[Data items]
■ ■ ■
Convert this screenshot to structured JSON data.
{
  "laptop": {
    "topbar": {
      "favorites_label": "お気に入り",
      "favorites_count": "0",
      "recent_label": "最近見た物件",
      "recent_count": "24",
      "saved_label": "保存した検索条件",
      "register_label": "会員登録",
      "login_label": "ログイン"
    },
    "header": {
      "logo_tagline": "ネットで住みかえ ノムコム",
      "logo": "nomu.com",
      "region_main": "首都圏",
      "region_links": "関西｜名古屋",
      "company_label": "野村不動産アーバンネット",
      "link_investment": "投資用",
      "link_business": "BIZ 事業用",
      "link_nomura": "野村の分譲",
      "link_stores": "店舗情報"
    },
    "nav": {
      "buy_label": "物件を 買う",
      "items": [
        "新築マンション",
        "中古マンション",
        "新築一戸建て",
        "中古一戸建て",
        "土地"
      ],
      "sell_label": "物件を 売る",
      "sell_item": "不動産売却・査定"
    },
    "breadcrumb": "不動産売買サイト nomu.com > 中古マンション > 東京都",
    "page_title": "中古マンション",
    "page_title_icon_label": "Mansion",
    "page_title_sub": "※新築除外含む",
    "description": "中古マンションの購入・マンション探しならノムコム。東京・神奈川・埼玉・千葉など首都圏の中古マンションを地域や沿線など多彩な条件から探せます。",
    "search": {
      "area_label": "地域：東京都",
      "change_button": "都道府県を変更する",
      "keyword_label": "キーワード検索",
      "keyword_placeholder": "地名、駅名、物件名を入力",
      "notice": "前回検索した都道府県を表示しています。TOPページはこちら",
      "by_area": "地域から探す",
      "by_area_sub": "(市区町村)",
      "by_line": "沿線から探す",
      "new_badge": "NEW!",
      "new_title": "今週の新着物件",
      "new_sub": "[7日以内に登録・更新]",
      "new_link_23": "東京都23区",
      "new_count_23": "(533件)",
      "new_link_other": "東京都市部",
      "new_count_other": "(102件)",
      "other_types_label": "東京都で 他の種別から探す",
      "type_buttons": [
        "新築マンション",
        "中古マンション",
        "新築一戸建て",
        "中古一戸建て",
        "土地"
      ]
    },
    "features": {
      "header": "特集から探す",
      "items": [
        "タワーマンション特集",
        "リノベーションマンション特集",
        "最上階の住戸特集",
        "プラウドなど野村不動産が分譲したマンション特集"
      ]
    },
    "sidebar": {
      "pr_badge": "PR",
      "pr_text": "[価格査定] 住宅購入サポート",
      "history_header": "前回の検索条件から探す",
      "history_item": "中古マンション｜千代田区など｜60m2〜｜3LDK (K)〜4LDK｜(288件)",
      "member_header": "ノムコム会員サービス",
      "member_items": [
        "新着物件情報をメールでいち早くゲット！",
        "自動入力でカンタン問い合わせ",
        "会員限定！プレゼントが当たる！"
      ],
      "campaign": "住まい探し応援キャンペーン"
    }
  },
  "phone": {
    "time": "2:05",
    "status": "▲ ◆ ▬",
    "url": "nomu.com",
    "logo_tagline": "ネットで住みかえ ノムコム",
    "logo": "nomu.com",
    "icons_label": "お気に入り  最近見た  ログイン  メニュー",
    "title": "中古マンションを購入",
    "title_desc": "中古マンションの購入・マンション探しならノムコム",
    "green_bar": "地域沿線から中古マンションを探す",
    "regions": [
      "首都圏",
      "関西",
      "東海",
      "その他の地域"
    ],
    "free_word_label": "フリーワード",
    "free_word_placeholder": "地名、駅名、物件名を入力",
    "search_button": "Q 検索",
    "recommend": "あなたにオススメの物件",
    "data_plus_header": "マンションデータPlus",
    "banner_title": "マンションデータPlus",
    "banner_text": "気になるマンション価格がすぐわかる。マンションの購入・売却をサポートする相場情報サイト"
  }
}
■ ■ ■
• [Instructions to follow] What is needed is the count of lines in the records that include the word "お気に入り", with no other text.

• [Problem solution] 2